The elder Jodorowsky has never hidden his childhood of abuse, which he covers early in the book that inspired the Dance of Reality (it is only available in Spanish). Brontis pointed out something even more curious about his father. When the director married his first wife and failed to produce a child, Brontis said, La Danza de la Realidad cover“My father concluded that he was sterile.” He said his father saw it as poetic justice, as it made him last in the Jodorowsky line, and “he was killing the Jodorowsky name, and then he met my mother, who was convinced this was all crap, and she proved to him that he was not sterile.”

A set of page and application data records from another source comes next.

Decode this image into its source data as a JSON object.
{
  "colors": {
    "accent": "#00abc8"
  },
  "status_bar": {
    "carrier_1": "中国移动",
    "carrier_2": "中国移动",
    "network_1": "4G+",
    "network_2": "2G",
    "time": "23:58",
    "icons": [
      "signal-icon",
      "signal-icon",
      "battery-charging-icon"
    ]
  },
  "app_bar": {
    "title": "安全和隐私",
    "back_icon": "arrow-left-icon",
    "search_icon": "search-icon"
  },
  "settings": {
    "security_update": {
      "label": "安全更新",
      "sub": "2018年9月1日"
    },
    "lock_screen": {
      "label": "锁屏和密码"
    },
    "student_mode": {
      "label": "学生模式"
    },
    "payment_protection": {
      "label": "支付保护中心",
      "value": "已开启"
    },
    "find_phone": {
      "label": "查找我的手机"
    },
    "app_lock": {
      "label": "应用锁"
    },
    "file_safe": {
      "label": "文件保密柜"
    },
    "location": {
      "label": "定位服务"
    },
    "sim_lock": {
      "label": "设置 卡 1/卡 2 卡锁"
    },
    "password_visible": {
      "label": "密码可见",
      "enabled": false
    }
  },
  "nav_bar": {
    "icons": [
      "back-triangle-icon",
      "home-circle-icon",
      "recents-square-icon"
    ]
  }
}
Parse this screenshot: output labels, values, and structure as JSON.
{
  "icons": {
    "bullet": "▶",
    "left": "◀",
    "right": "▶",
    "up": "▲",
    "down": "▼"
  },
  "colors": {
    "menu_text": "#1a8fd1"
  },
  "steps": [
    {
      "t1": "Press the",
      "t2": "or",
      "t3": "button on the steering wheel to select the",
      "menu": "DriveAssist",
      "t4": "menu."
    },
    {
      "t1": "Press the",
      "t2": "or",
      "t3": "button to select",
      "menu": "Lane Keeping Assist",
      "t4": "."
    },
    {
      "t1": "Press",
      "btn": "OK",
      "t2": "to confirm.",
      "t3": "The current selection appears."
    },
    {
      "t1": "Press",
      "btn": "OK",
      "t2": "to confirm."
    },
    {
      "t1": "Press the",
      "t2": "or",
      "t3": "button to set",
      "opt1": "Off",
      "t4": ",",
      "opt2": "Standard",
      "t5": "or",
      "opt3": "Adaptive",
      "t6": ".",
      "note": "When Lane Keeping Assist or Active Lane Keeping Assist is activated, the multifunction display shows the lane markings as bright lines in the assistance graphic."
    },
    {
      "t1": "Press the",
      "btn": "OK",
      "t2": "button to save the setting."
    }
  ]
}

The younger Jodorowsky said his father had never fantasized about naming children until the point his first son was born. He wanted to end the curse of the names Jaime (Alejandro’s father) and Alejandro (his grandfather) in his family, so he went with Brontis, recalling those happy children of his hometown. “Normally, in Jewish tradition, you give your father’s name to your children, but  he hated his father and said, ‘I can’t give my child the name of my father because I hate my father, but these children were free and happy, so let’s stop the curse of all the Jaimes and the Alejandros [because he carries his grandfather’s name], and if I call him Brontis he will be a free and happy boy.’”

The younger Jodorowsky cannot help but feel amused that in the new film by his father he plays Jaime. “The main character is his father, Alejandro’s father, and he asked me to play his father. In the end, we make the whole turn of our conversation,” he said with a laugh. “He didn’t name me Jaime in reality, but he named me Jaime in the film.”

I could not help but notice if this film might be the most “psychomagical” of the director’s career, to use one of the director’s own terms. Here is a 10-minute interview with the filmmaker where he explains the concept:

“It is. It absolutely is,” agreed Brontis, “but if you see El Topo and Holy Mountain and Santa Sangre, in all his films he’s really doing some kind of psychomagic. He’s working on something artistic— and at the same time— on a personal level. If he does a film it’s because he needs to do it. It’s not only ‘I’m an artist, and I want to make a movie.’ It’s also because he has to live intimately.”

I am hoping that this humanist and intellectual insight might allow a different perspective than just superficial “that’s so weird” appreciation of Jodorowsky’s cinema. This director is a symbolist in a very Jungian sense. Miami Beach Cinematheque Founder and Director Dana Keith added via email: “My favorite quote from Jodorowsky is ‘I ask of cinema what most North Americans ask of psychedelic drugs.’ He truly expands people’s minds with his surreal films by utilizing his imagination in groundbreaking ways, and making the camera a paint brush. We are very happy that the films have been restored and are now available for MBC and Indie Film Club members and others to experience in a theatrical setting, where they belong. No added stimulants are necessary!”

You can read a longer interview with Brontis Jodorowsky, where he also shares memories from the set of El Topo, by visiting the Cultist Blog (jump through the image):

cultist banner

Hans Morgenstern

This interview was done to coincide with a rare month-long retrospective of Alejandro Jodrowsky’s films. A total of four films will screen at the Miami Beach Cinematheque:

Full details and ticket information

The first screening, of Jodrowsky’s 1970 film El Topo, will feature a live introduction by Alejandro Jodrowsky and his eldest son, Brontis Jodrowsky. It happens Sunday, Feb. 3, at 7 p.m. It is timed and coordinated as part of the finale of Filmgate, an interactive media festival for filmmakers by the Indie Film Club, which kicks of Friday, Feb. 1:

More details on Filmgate

So who is Alejandro Jodorowsky? I’ll let the trailers of the four films screening in the retrospective speak for themselves. Warning: these avant-garde movies spawned of the psychedelic era feature (archetypal) images that are sometimes NSFW:

(Copyright 2013 by Hans Morgenstern. All Rights Reserved. This material may not be published, broadcast, rewritten or redistributed without permission.)